BEGIN GIVEN DATA

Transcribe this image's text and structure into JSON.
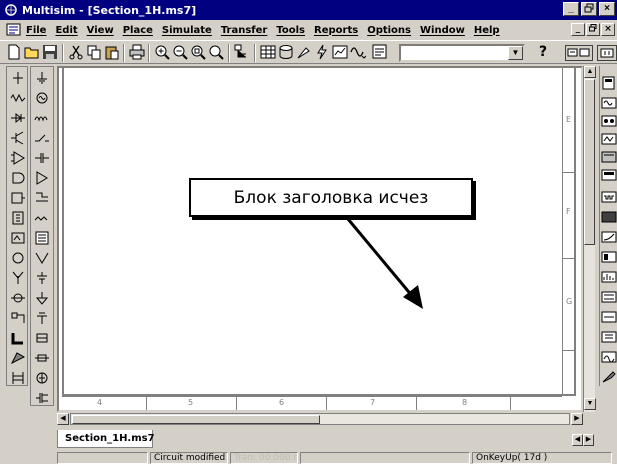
{
  "window": {
    "title": "Multisim - [Section_1H.ms7]",
    "controls": [
      "_",
      "×"
    ],
    "mdi_controls": [
      "_",
      "×"
    ]
  },
  "menu": [
    "File",
    "Edit",
    "View",
    "Place",
    "Simulate",
    "Transfer",
    "Tools",
    "Reports",
    "Options",
    "Window",
    "Help"
  ],
  "toolbar": {
    "help_label": "?",
    "combo_value": ""
  },
  "workspace": {
    "callout_text": "Блок заголовка исчез",
    "column_labels": [
      "4",
      "5",
      "6",
      "7",
      "8"
    ],
    "row_labels": [
      "E",
      "F",
      "G"
    ]
  },
  "tabs": {
    "active_label": "Section_1H.ms7"
  },
  "status": {
    "panel2": "Circuit modified",
    "panel3": "Tran: 00.000 ms",
    "panel5": "OnKeyUp( 17d )"
  },
  "colors": {
    "title_bg": "#000080",
    "chrome": "#d4d0c8",
    "workspace_bg": "#ffffff"
  }
}
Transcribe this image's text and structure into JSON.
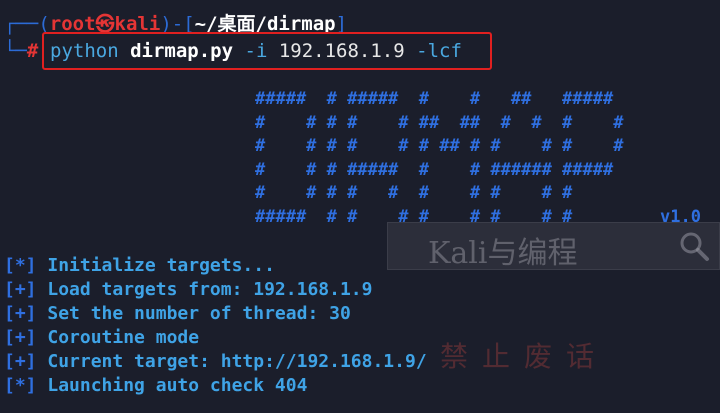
{
  "prompt": {
    "corner_top": "┌──(",
    "user": "root",
    "skull": "㉿",
    "host": "kali",
    "sep": ")-[",
    "path": "~/桌面/dirmap",
    "close": "]",
    "corner_bottom": "└─",
    "hash": "#"
  },
  "command": {
    "program": "python",
    "script": "dirmap.py",
    "flag_i": "-i",
    "target": "192.168.1.9",
    "flag_lcf": "-lcf"
  },
  "banner": {
    "lines": [
      "#####  # #####  #    #   ##   #####",
      "#    # # #    # ##  ##  #  #  #    #",
      "#    # # #    # # ## # #    # #    #",
      "#    # # #####  #    # ###### #####",
      "#    # # #   #  #    # #    # #",
      "#####  # #    # #    # #    # #"
    ],
    "version": "v1.0"
  },
  "output": [
    {
      "marker": "[*]",
      "text": "Initialize targets..."
    },
    {
      "marker": "[+]",
      "text": "Load targets from: 192.168.1.9"
    },
    {
      "marker": "[+]",
      "text": "Set the number of thread: 30"
    },
    {
      "marker": "[+]",
      "text": "Coroutine mode"
    },
    {
      "marker": "[+]",
      "text": "Current target: http://192.168.1.9/"
    },
    {
      "marker": "[*]",
      "text": "Launching auto check 404"
    }
  ],
  "watermark": {
    "search_text": "Kali与编程",
    "seal_text": "禁止废话",
    "search_icon": "search-icon"
  },
  "colors": {
    "background": "#1b1e2b",
    "prompt_blue": "#2c6bd6",
    "root_red": "#e53535",
    "output_cyan": "#3fa3e6",
    "highlight_box": "#e02020"
  }
}
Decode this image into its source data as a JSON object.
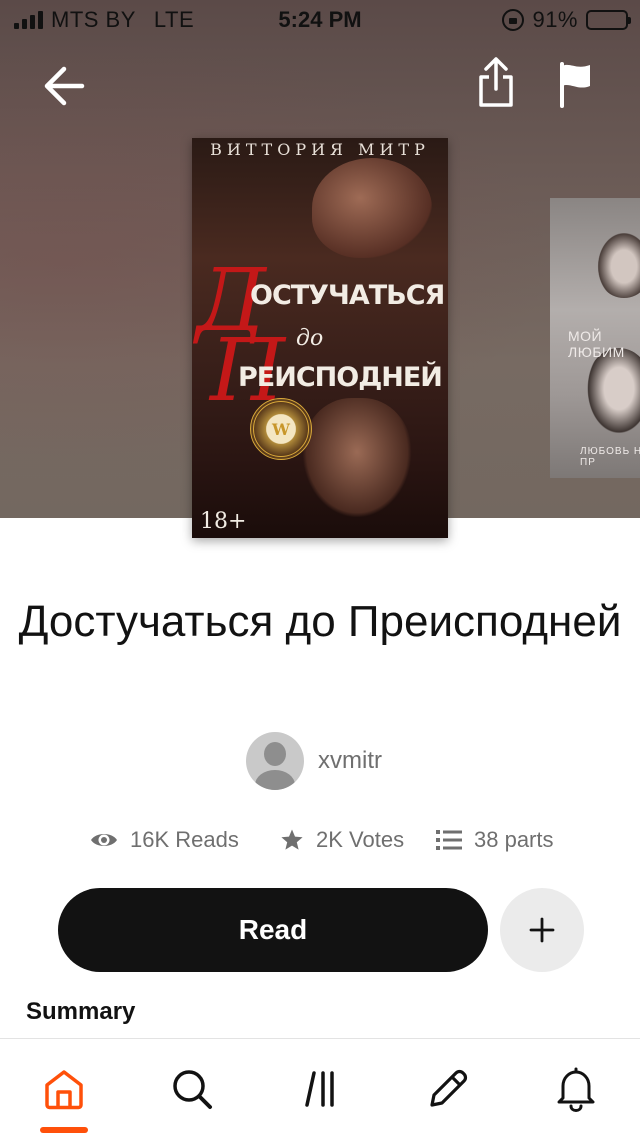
{
  "status_bar": {
    "carrier": "MTS BY",
    "network": "LTE",
    "time": "5:24 PM",
    "battery_percent": "91%",
    "battery_level": 0.91
  },
  "cover": {
    "author_line": "ВИТТОРИЯ МИТР",
    "title_line1": "ОСТУЧАТЬСЯ",
    "title_line2": "до",
    "title_line3": "РЕИСПОДНЕЙ",
    "initial_d": "Д",
    "initial_p": "П",
    "badge": "W",
    "age_rating": "18+"
  },
  "side_cover": {
    "text1": "МОЙ ЛЮБИМ",
    "text2": "ЛЮБОВЬ НА ПР"
  },
  "book": {
    "title": "Достучаться до Преисподней",
    "author": "xvmitr"
  },
  "stats": {
    "reads": "16K Reads",
    "votes": "2K Votes",
    "parts": "38 parts"
  },
  "actions": {
    "read_label": "Read",
    "add_label": "+"
  },
  "summary_heading": "Summary",
  "colors": {
    "accent": "#ff500a",
    "primary_button": "#121212",
    "secondary_button": "#ebebeb",
    "muted_text": "#6f6f6f"
  },
  "icons": {
    "back": "arrow-left-icon",
    "share": "share-icon",
    "report": "flag-icon",
    "reads": "eye-icon",
    "votes": "star-icon",
    "parts": "list-icon",
    "add": "plus-icon",
    "home": "home-icon",
    "search": "search-icon",
    "library": "library-icon",
    "write": "pencil-icon",
    "notifications": "bell-icon"
  },
  "tabs": [
    "home",
    "search",
    "library",
    "write",
    "notifications"
  ],
  "active_tab": "home"
}
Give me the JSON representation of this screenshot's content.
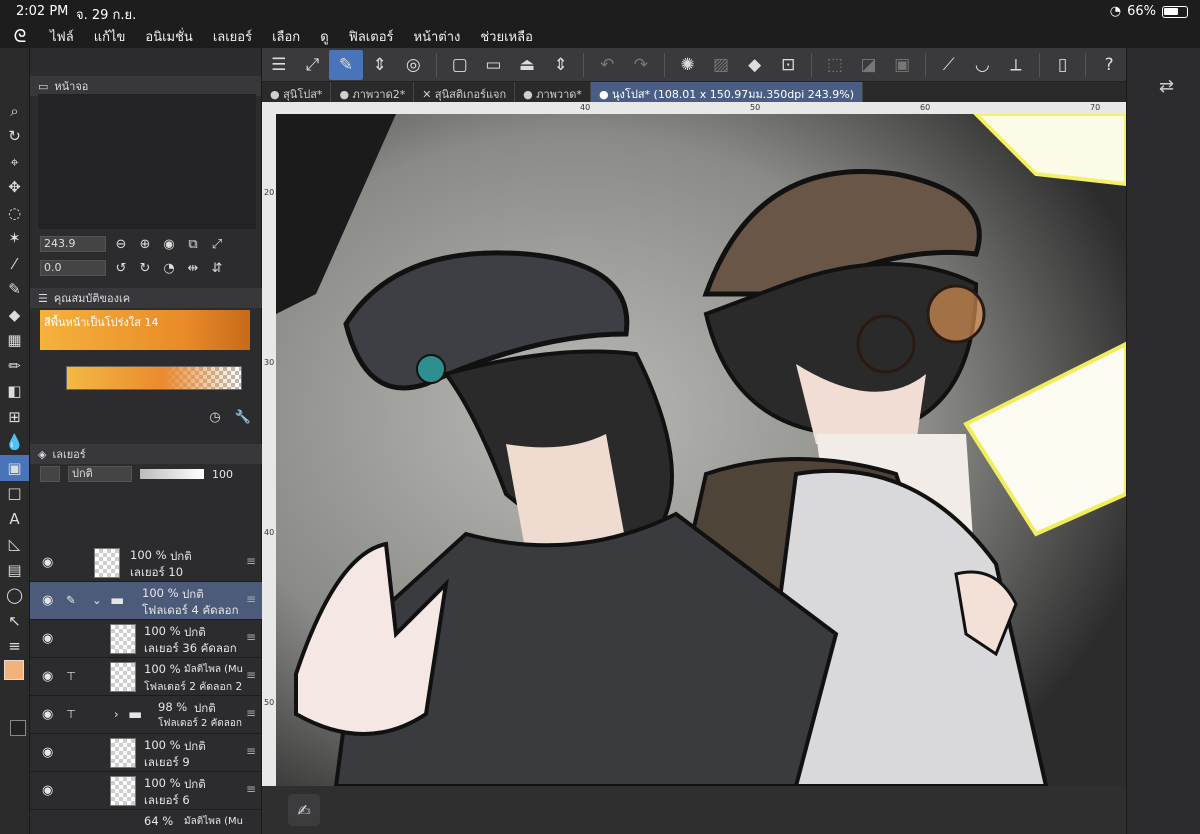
{
  "status": {
    "time": "2:02 PM",
    "date": "จ. 29 ก.ย.",
    "battery": "66%",
    "wifi": "wifi-icon"
  },
  "menu": [
    "ไฟล์",
    "แก้ไข",
    "อนิเมชั่น",
    "เลเยอร์",
    "เลือก",
    "ดู",
    "ฟิลเตอร์",
    "หน้าต่าง",
    "ช่วยเหลือ"
  ],
  "panels": {
    "navigator_title": "หน้าจอ",
    "zoom_value": "243.9",
    "rotate_value": "0.0",
    "subtool_title": "คุณสมบัติของเค",
    "gradient_name": "สีพื้นหน้าเป็นโปร่งใส 14",
    "layer_title": "เลเยอร์",
    "blend_mode": "ปกติ",
    "opacity": "100"
  },
  "layers": [
    {
      "pct": "100 %",
      "mode": "ปกติ",
      "name": "เลเยอร์ 10",
      "selected": false,
      "folder": false,
      "indent": 0
    },
    {
      "pct": "100 %",
      "mode": "ปกติ",
      "name": "โฟลเดอร์ 4 คัดลอก",
      "selected": true,
      "folder": true,
      "indent": 0
    },
    {
      "pct": "100 %",
      "mode": "ปกติ",
      "name": "เลเยอร์ 36 คัดลอก",
      "selected": false,
      "folder": false,
      "indent": 1
    },
    {
      "pct": "100 %",
      "mode": "มัลติไพล (Mu",
      "name": "โฟลเดอร์ 2 คัดลอก 2",
      "selected": false,
      "folder": false,
      "indent": 1
    },
    {
      "pct": "98 %",
      "mode": "ปกติ",
      "name": "โฟลเดอร์ 2 คัดลอก",
      "selected": false,
      "folder": true,
      "indent": 1
    },
    {
      "pct": "100 %",
      "mode": "ปกติ",
      "name": "เลเยอร์ 9",
      "selected": false,
      "folder": false,
      "indent": 1
    },
    {
      "pct": "100 %",
      "mode": "ปกติ",
      "name": "เลเยอร์ 6",
      "selected": false,
      "folder": false,
      "indent": 1
    },
    {
      "pct": "64 %",
      "mode": "มัลติไพล (Mu",
      "name": "",
      "selected": false,
      "folder": false,
      "indent": 1
    }
  ],
  "tabs": [
    "● สุนิโปส*",
    "● ภาพวาด2*",
    "✕ สุนิสติเกอร์แจก",
    "● ภาพวาด*",
    "● นุงโปส* (108.01 x 150.97มม.350dpi 243.9%)"
  ],
  "ruler": {
    "h": [
      "40",
      "50",
      "60",
      "70"
    ],
    "v": [
      "20",
      "30",
      "40",
      "50"
    ]
  }
}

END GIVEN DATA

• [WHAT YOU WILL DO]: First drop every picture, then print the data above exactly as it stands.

• [EXERCISE ANSWER]:
Transcribe this image's text and structure into JSON.
{
  "window": {
    "title": "Multisim - [Section_1H.ms7]",
    "controls": [
      "_",
      "×"
    ],
    "mdi_controls": [
      "_",
      "×"
    ]
  },
  "menu": [
    "File",
    "Edit",
    "View",
    "Place",
    "Simulate",
    "Transfer",
    "Tools",
    "Reports",
    "Options",
    "Window",
    "Help"
  ],
  "toolbar": {
    "help_label": "?",
    "combo_value": ""
  },
  "workspace": {
    "callout_text": "Блок заголовка исчез",
    "column_labels": [
      "4",
      "5",
      "6",
      "7",
      "8"
    ],
    "row_labels": [
      "E",
      "F",
      "G"
    ]
  },
  "tabs": {
    "active_label": "Section_1H.ms7"
  },
  "status": {
    "panel2": "Circuit modified",
    "panel3": "Tran: 00.000 ms",
    "panel5": "OnKeyUp( 17d )"
  },
  "colors": {
    "title_bg": "#000080",
    "chrome": "#d4d0c8",
    "workspace_bg": "#ffffff"
  }
}
Transcribe this image's text and structure into JSON.
{
  "prompt": {
    "corner_top": "┌──(",
    "user": "root",
    "skull": "㉿",
    "host": "kali",
    "sep": ")-[",
    "path": "~/桌面/dirmap",
    "close": "]",
    "corner_bottom": "└─",
    "hash": "#"
  },
  "command": {
    "program": "python",
    "script": "dirmap.py",
    "flag_i": "-i",
    "target": "192.168.1.9",
    "flag_lcf": "-lcf"
  },
  "banner": {
    "lines": [
      "#####  # #####  #    #   ##   #####",
      "#    # # #    # ##  ##  #  #  #    #",
      "#    # # #    # # ## # #    # #    #",
      "#    # # #####  #    # ###### #####",
      "#    # # #   #  #    # #    # #",
      "#####  # #    # #    # #    # #"
    ],
    "version": "v1.0"
  },
  "output": [
    {
      "marker": "[*]",
      "text": "Initialize targets..."
    },
    {
      "marker": "[+]",
      "text": "Load targets from: 192.168.1.9"
    },
    {
      "marker": "[+]",
      "text": "Set the number of thread: 30"
    },
    {
      "marker": "[+]",
      "text": "Coroutine mode"
    },
    {
      "marker": "[+]",
      "text": "Current target: http://192.168.1.9/"
    },
    {
      "marker": "[*]",
      "text": "Launching auto check 404"
    }
  ],
  "watermark": {
    "search_text": "Kali与编程",
    "seal_text": "禁止废话",
    "search_icon": "search-icon"
  },
  "colors": {
    "background": "#1b1e2b",
    "prompt_blue": "#2c6bd6",
    "root_red": "#e53535",
    "output_cyan": "#3fa3e6",
    "highlight_box": "#e02020"
  }
}
Decode this image into its source data as a JSON object.
{
  "status_bar": {
    "carrier": "MTS BY",
    "network": "LTE",
    "time": "5:24 PM",
    "battery_percent": "91%",
    "battery_level": 0.91
  },
  "cover": {
    "author_line": "ВИТТОРИЯ МИТР",
    "title_line1": "ОСТУЧАТЬСЯ",
    "title_line2": "до",
    "title_line3": "РЕИСПОДНЕЙ",
    "initial_d": "Д",
    "initial_p": "П",
    "badge": "W",
    "age_rating": "18+"
  },
  "side_cover": {
    "text1": "МОЙ ЛЮБИМ",
    "text2": "ЛЮБОВЬ НА ПР"
  },
  "book": {
    "title": "Достучаться до Преисподней",
    "author": "xvmitr"
  },
  "stats": {
    "reads": "16K Reads",
    "votes": "2K Votes",
    "parts": "38 parts"
  },
  "actions": {
    "read_label": "Read",
    "add_label": "+"
  },
  "summary_heading": "Summary",
  "colors": {
    "accent": "#ff500a",
    "primary_button": "#121212",
    "secondary_button": "#ebebeb",
    "muted_text": "#6f6f6f"
  },
  "icons": {
    "back": "arrow-left-icon",
    "share": "share-icon",
    "report": "flag-icon",
    "reads": "eye-icon",
    "votes": "star-icon",
    "parts": "list-icon",
    "add": "plus-icon",
    "home": "home-icon",
    "search": "search-icon",
    "library": "library-icon",
    "write": "pencil-icon",
    "notifications": "bell-icon"
  },
  "tabs": [
    "home",
    "search",
    "library",
    "write",
    "notifications"
  ],
  "active_tab": "home"
}
Give me the JSON representation of this screenshot's content.
{
  "status": {
    "time": "2:02 PM",
    "date": "จ. 29 ก.ย.",
    "battery": "66%",
    "wifi": "wifi-icon"
  },
  "menu": [
    "ไฟล์",
    "แก้ไข",
    "อนิเมชั่น",
    "เลเยอร์",
    "เลือก",
    "ดู",
    "ฟิลเตอร์",
    "หน้าต่าง",
    "ช่วยเหลือ"
  ],
  "panels": {
    "navigator_title": "หน้าจอ",
    "zoom_value": "243.9",
    "rotate_value": "0.0",
    "subtool_title": "คุณสมบัติของเค",
    "gradient_name": "สีพื้นหน้าเป็นโปร่งใส 14",
    "layer_title": "เลเยอร์",
    "blend_mode": "ปกติ",
    "opacity": "100"
  },
  "layers": [
    {
      "pct": "100 %",
      "mode": "ปกติ",
      "name": "เลเยอร์ 10",
      "selected": false,
      "folder": false,
      "indent": 0
    },
    {
      "pct": "100 %",
      "mode": "ปกติ",
      "name": "โฟลเดอร์ 4 คัดลอก",
      "selected": true,
      "folder": true,
      "indent": 0
    },
    {
      "pct": "100 %",
      "mode": "ปกติ",
      "name": "เลเยอร์ 36 คัดลอก",
      "selected": false,
      "folder": false,
      "indent": 1
    },
    {
      "pct": "100 %",
      "mode": "มัลติไพล (Mu",
      "name": "โฟลเดอร์ 2 คัดลอก 2",
      "selected": false,
      "folder": false,
      "indent": 1
    },
    {
      "pct": "98 %",
      "mode": "ปกติ",
      "name": "โฟลเดอร์ 2 คัดลอก",
      "selected": false,
      "folder": true,
      "indent": 1
    },
    {
      "pct": "100 %",
      "mode": "ปกติ",
      "name": "เลเยอร์ 9",
      "selected": false,
      "folder": false,
      "indent": 1
    },
    {
      "pct": "100 %",
      "mode": "ปกติ",
      "name": "เลเยอร์ 6",
      "selected": false,
      "folder": false,
      "indent": 1
    },
    {
      "pct": "64 %",
      "mode": "มัลติไพล (Mu",
      "name": "",
      "selected": false,
      "folder": false,
      "indent": 1
    }
  ],
  "tabs": [
    "● สุนิโปส*",
    "● ภาพวาด2*",
    "✕ สุนิสติเกอร์แจก",
    "● ภาพวาด*",
    "● นุงโปส* (108.01 x 150.97มม.350dpi 243.9%)"
  ],
  "ruler": {
    "h": [
      "40",
      "50",
      "60",
      "70"
    ],
    "v": [
      "20",
      "30",
      "40",
      "50"
    ]
  }
}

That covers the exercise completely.